Iraqi Kurds will push for independence after Mosul is freed — PM

Kurdish Peshmerga military vehicles are seen during a battle with Islamic State militants at Jarbuah village near Bashiqa near Mosul, Iraq October 28, 2016. © Ahmed Jadallah
Iraq’s Kurdistan Regional Government (KRG) prime minister says the Kurds will renew their push for an independent state after Mosul is liberated from IS — which may take up to three months, given the quick gains made on the approaches to the city.

In a Friday to the German daily Bild, Nechervan Barzani said Kurdistan’s authorities are set to renew their push for independence once Mosul is retaken from terrorists.

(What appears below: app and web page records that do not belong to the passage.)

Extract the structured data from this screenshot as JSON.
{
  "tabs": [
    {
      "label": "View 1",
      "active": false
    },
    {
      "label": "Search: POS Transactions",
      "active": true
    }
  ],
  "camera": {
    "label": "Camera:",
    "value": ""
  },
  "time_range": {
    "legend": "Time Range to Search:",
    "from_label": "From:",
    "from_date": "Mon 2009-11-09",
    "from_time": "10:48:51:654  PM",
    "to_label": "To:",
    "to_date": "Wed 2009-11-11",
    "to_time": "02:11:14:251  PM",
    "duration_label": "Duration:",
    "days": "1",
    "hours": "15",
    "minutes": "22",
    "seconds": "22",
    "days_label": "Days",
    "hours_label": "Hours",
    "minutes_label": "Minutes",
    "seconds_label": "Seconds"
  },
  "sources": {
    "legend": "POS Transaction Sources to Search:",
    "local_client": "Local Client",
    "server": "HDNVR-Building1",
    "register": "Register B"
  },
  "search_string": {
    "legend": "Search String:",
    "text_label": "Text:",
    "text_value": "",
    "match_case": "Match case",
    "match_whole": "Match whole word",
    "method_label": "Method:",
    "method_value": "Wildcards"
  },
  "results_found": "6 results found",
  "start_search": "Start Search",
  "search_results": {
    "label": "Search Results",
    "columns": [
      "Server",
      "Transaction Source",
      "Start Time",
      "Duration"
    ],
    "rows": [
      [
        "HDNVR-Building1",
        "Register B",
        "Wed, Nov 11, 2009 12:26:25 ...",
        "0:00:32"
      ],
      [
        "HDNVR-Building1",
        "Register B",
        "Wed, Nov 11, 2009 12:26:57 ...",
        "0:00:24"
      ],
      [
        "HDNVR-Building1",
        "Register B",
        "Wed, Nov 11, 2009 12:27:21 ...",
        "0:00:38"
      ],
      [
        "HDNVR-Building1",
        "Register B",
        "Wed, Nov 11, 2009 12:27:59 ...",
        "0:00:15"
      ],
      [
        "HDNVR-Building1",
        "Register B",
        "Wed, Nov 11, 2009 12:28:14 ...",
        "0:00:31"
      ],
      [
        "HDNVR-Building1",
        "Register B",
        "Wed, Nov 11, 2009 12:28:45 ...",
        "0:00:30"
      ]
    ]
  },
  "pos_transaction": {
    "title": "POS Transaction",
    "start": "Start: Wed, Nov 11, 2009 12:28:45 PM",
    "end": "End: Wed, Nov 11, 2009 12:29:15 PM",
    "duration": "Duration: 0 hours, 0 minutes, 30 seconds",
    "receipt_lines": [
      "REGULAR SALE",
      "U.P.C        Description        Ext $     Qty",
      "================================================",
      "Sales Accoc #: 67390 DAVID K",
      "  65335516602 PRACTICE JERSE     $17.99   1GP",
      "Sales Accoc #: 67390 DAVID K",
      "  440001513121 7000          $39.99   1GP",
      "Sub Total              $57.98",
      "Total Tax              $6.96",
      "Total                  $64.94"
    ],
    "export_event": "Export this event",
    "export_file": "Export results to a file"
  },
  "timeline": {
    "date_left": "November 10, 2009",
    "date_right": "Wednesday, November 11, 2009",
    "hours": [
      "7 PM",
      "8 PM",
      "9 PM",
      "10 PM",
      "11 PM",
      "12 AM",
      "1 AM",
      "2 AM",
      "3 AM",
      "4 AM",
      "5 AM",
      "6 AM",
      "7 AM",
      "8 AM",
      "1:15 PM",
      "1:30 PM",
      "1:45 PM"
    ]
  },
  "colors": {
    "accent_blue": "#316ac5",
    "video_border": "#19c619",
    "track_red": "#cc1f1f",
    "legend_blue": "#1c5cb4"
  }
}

The time has long been ripe for it, but we are currently concentrating on the fight against Daesh,” Barzani said, using the Arabic pejorative for Islamic State (IS, formerly ISIS/ISIL) terrorist group.

As soon as Mosul is liberated, Kurds will meet with “partners in Baghdad and talk about our independence.” Barzani stressed that Iraqi Kurds have been waiting for a chance at for too long.

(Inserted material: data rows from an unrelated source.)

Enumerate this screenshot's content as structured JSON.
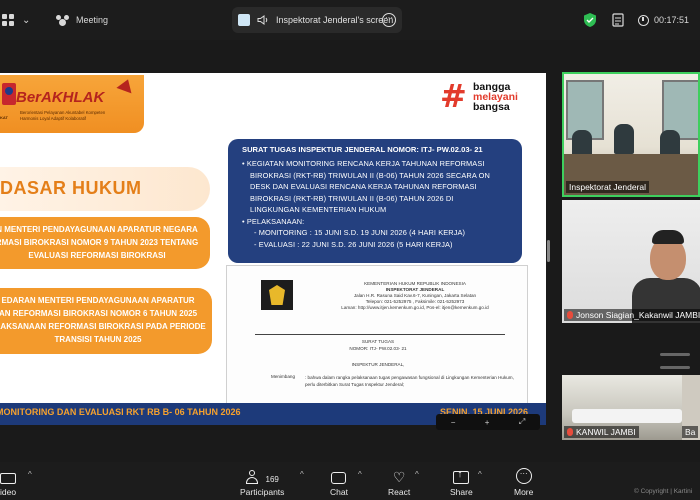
{
  "topbar": {
    "meeting_label": "Meeting",
    "share_title": "Inspektorat Jenderal's screen",
    "timer": "00:17:51"
  },
  "slide": {
    "logo_brand": "BerAKHLAK",
    "logo_tag1": "Berorientasi Pelayanan Akuntabel Kompeten",
    "logo_tag2": "Harmonis Loyal Adaptif Kolaboratif",
    "logo_side": "KAT",
    "bangga_hash": "#",
    "bangga_w1": "bangga",
    "bangga_w2": "melayani",
    "bangga_w3": "bangsa",
    "dasar_title": "DASAR HUKUM",
    "box1": [
      "N MENTERI PENDAYAGUNAAN APARATUR NEGARA",
      "RMASI BIROKRASI NOMOR 9 TAHUN 2023 TENTANG",
      "EVALUASI REFORMASI BIROKRASI"
    ],
    "box2": [
      "EDARAN MENTERI PENDAYAGUNAAN APARATUR",
      "AN REFORMASI BIROKRASI NOMOR 6 TAHUN 2025",
      "ELAKSANAAN REFORMASI BIROKRASI PADA PERIODE",
      "TRANSISI TAHUN 2025"
    ],
    "blue_title": "SURAT TUGAS INSPEKTUR JENDERAL NOMOR: ITJ- PW.02.03- 21",
    "blue_lines": {
      "l1": "KEGIATAN MONITORING RENCANA KERJA TAHUNAN REFORMASI",
      "l2": "BIROKRASI (RKT-RB) TRIWULAN II (B-06) TAHUN 2026 SECARA ON",
      "l3": "DESK DAN EVALUASI RENCANA KERJA TAHUNAN REFORMASI",
      "l4": "BIROKRASI (RKT-RB) TRIWULAN II (B-06) TAHUN 2026 DI",
      "l5": "LINGKUNGAN KEMENTERIAN HUKUM",
      "l6": "PELAKSANAAN:",
      "l7": "- MONITORING : 15 JUNI S.D. 19 JUNI 2026 (4 HARI KERJA)",
      "l8": "- EVALUASI : 22 JUNI S.D. 26 JUNI 2026 (5 HARI KERJA)"
    },
    "letter": {
      "h1": "KEMENTERIAN HUKUM REPUBLIK INDONESIA",
      "h2": "INSPEKTORAT JENDERAL",
      "h3": "Jalan H.R. Rasuna Said Kav.6-7, Kuningan, Jakarta Selatan",
      "h4": "Telepon: 021-5252975 , Faksimile: 021-5252973",
      "h5": "Laman: http://www.itjen.kemenkum.go.id, Pos-el: itjen@kemenkum.go.id",
      "s1": "SURAT TUGAS",
      "s2": "NOMOR: ITJ- PW.02.03- 21",
      "s3": "INSPEKTUR JENDERAL,",
      "menimbang": "Menimbang",
      "body": ": bahwa dalam rangka pelaksanaan tugas pengawasan fungsional di Lingkungan Kementerian Hukum, perlu diterbitkan Surat Tugas Inspektur Jenderal;"
    },
    "footer_left": "MONITORING DAN EVALUASI RKT RB B- 06 TAHUN 2026",
    "footer_right": "SENIN, 15 JUNI 2026"
  },
  "zoombar": {
    "minus": "−",
    "plus": "+",
    "fit": "⤢"
  },
  "tiles": [
    {
      "name": "Inspektorat Jenderal"
    },
    {
      "name": "Jonson Siagian_Kakanwil JAMBI"
    },
    {
      "name": "KANWIL JAMBI"
    },
    {
      "name": "Ba"
    }
  ],
  "toolbar": {
    "video": "ideo",
    "participants": "Participants",
    "participants_count": "169",
    "chat": "Chat",
    "react": "React",
    "share": "Share",
    "more": "More",
    "copyright": "© Copyright | Kartini"
  },
  "colors": {
    "accent_orange": "#f39a2c",
    "slide_blue": "#24407f",
    "active_speaker": "#3ecf5e"
  }
}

We are not Arabs, we are our own Kurdish nation... At some point there will be a referendum on the independence of Kurdistan, and then we will let the people decide.

The advance on Mosul has been fast so far, Barzani said.

We have taken the outlying districts quickly, but it’s not clear how strongly Daesh will defend the city itself.

If everything goes well further on, I foresee the city to be liberated in three months at the latest,” he added.

He also expressed the need for EU aid to support refugees, which the conflict will inevitably bring forth, as well as more German weapons to aid KRG forces – the Peshmerga – who have fought alongside Iraqi government forces in battling Islamists in the Mosul offensive.

We are seeing that they [IS terrorists] have hundreds of suicide bombers, they must have entire factories where they are making the explosives. That is the greatest threat to the offensive,” the prime minister noted, asking Germany for more ammunition supplies.

If we do not get more missiles, there will be more and more deaths on our side.

[…]1,600 have died, 9,000 have been injured so far in the two years of battling ISIS. ISIS has so many people that have been brainwashed that it now has an endless supply of suicide bombers. We do not [have these numbers], we have to defend ourselves, and we need more Milans and ammunition,” Barzani said. MILAN is a portable anti-tank guided missile system manufactured by Euromissile. Germany delivered some 60 launchers to the Kurds in 2014 and 2015, as well as some 1,000 missiles. They have so far delivered only 200 more missiles in 2016.

Bild  on the shortage in missile ammunition within the ranks of the Peshmerga lately, but after the news outlet asked the German Defense Ministry to comment, it was only told the ministry was unaware that Kurdish fighters were in need of any more weapons.

The Kurdistan Regional Government is the official ruling body of the predominantly Kurdish autonomous region of Northern Iraq, referred to as Iraqi Kurdistan or Southern Kurdistan. In July 2014, President Massoud Barzani (Prime Minister Mechervan Barzani’s uncle), who has been heading Kurdistan’s regional government since 2005, announced that Iraq’s Kurds were to hold an independence referendum. But the security situation forced these plans to be postponed, as Islamic State was gaining ground in the region. In February this year, however, President Barzani once again voiced the desire to hold a referendum on a Kurdish state in northern Iraq, raising tension with Baghdad, which is against secession. Despite the goodwill Kurdish forces have gained in the international community since they joined the battle against ISIS, it is unlikely their independence claims will see much support, as major powers in the region have historically opposed Kurdish aspirations for independence, especially neighboring states with large Kurdish minorities of their own.

Turkey even this week it may send ground troops to attack Kurdish forces in Iraq if it feels threatened. Although Turkish forces and Kurdish militias are supposed to be allies of Iraq and the US-led coalition in the offensive against IS in Mosul, Turkey has been accusing Iraqi Kurds of giving shelter to the Kurdistan Workers Party (PKK), a Turkey-based Kurdish militant group viewed by Ankara as a terrorist organization and a major security threat to Turkey. PKK in Turkey waged a decades-long guerrilla war against the Turkish government. Ankara says Kurds in neighboring Iraq, as well as in Syria have been helping the PKK in the alleged hostilities against Turkey.